Across the entries below, count the lines in which the word "chevron" occurs. Reply with the count alone.

══ Data listing

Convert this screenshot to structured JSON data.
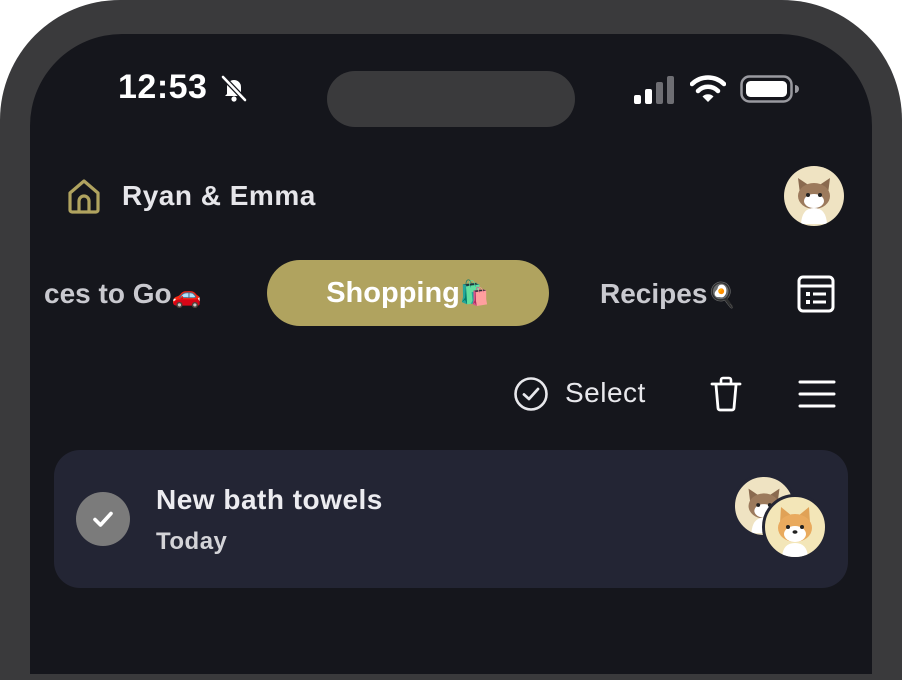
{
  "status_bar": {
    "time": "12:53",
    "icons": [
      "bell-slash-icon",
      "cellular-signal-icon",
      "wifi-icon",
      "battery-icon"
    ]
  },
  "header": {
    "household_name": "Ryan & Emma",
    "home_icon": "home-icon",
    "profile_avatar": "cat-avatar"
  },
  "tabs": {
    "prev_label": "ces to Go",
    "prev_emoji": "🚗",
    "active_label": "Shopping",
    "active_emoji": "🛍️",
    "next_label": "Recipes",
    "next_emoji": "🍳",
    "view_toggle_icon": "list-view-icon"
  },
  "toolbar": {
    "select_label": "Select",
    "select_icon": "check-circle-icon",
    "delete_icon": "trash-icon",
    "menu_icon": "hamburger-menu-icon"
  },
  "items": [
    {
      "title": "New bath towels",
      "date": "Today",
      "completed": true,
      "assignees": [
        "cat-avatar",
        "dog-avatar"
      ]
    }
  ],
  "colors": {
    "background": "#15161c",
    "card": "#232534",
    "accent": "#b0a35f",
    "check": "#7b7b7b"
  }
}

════
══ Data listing

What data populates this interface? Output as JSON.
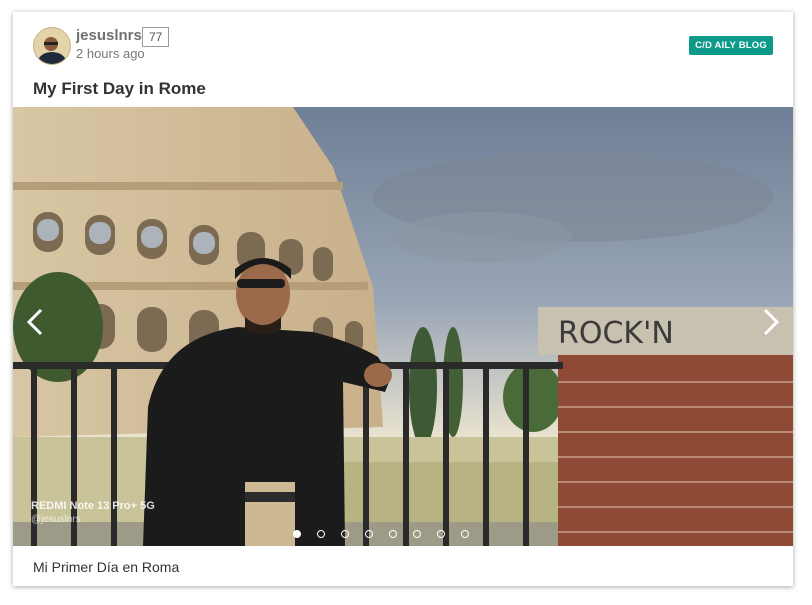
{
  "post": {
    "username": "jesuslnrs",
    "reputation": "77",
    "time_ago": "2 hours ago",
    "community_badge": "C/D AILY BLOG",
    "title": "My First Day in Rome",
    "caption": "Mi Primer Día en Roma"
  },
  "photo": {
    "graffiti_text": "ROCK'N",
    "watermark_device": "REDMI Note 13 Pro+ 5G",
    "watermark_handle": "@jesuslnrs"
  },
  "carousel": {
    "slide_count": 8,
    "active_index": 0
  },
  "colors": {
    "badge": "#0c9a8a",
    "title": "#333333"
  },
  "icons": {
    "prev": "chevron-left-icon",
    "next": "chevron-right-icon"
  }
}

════

## Worked solution:
2